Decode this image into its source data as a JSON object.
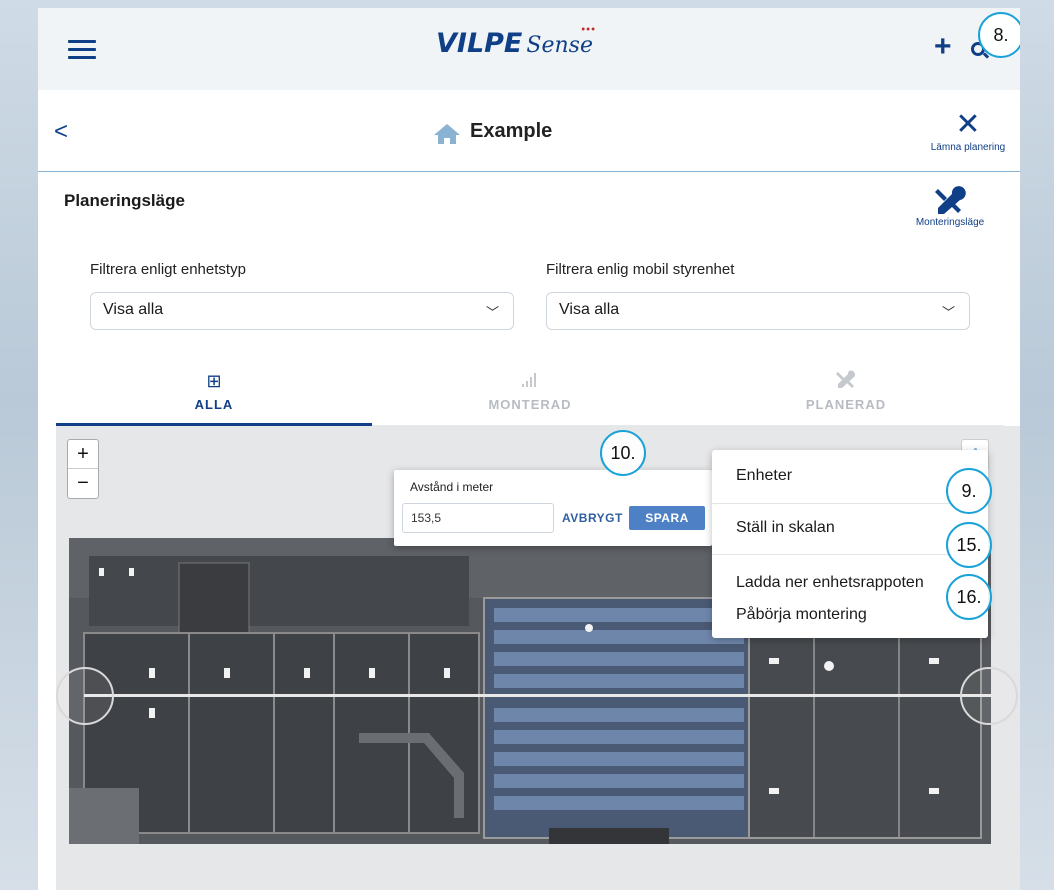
{
  "header": {
    "logo_brand": "VILPE",
    "logo_product": "Sense",
    "add_label": "+"
  },
  "titlebar": {
    "back_label": "<",
    "title": "Example",
    "exit_label": "Lämna planering"
  },
  "planning": {
    "title": "Planeringsläge",
    "mount_label": "Monteringsläge"
  },
  "filters": [
    {
      "label": "Filtrera enligt enhetstyp",
      "value": "Visa alla"
    },
    {
      "label": "Filtrera enlig mobil styrenhet",
      "value": "Visa alla"
    }
  ],
  "tabs": [
    {
      "label": "ALLA",
      "icon": "grid-icon",
      "active": true
    },
    {
      "label": "MONTERAD",
      "icon": "signal-bars-icon",
      "active": false
    },
    {
      "label": "PLANERAD",
      "icon": "tools-icon",
      "active": false
    }
  ],
  "map": {
    "zoom_in": "+",
    "zoom_out": "−"
  },
  "distance_dialog": {
    "label": "Avstånd i meter",
    "value": "153,5",
    "cancel_label": "AVBRYGT",
    "save_label": "SPARA"
  },
  "menu": {
    "items": [
      "Enheter",
      "Ställ in skalan",
      "Ladda ner enhetsrappoten",
      "Påbörja montering"
    ]
  },
  "callouts": [
    "8.",
    "10.",
    "9.",
    "15.",
    "16."
  ],
  "colors": {
    "accent": "#0f3f86",
    "callout": "#19a2d8",
    "save_button": "#4d80c4"
  }
}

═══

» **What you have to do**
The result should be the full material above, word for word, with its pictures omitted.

» **Expected answer**
Decode this image into its source data as a JSON object.
{
  "header": {
    "logo_brand": "VILPE",
    "logo_product": "Sense",
    "add_label": "+"
  },
  "titlebar": {
    "back_label": "<",
    "title": "Example",
    "exit_label": "Lämna planering"
  },
  "planning": {
    "title": "Planeringsläge",
    "mount_label": "Monteringsläge"
  },
  "filters": [
    {
      "label": "Filtrera enligt enhetstyp",
      "value": "Visa alla"
    },
    {
      "label": "Filtrera enlig mobil styrenhet",
      "value": "Visa alla"
    }
  ],
  "tabs": [
    {
      "label": "ALLA",
      "icon": "grid-icon",
      "active": true
    },
    {
      "label": "MONTERAD",
      "icon": "signal-bars-icon",
      "active": false
    },
    {
      "label": "PLANERAD",
      "icon": "tools-icon",
      "active": false
    }
  ],
  "map": {
    "zoom_in": "+",
    "zoom_out": "−"
  },
  "distance_dialog": {
    "label": "Avstånd i meter",
    "value": "153,5",
    "cancel_label": "AVBRYGT",
    "save_label": "SPARA"
  },
  "menu": {
    "items": [
      "Enheter",
      "Ställ in skalan",
      "Ladda ner enhetsrappoten",
      "Påbörja montering"
    ]
  },
  "callouts": [
    "8.",
    "10.",
    "9.",
    "15.",
    "16."
  ],
  "colors": {
    "accent": "#0f3f86",
    "callout": "#19a2d8",
    "save_button": "#4d80c4"
  }
}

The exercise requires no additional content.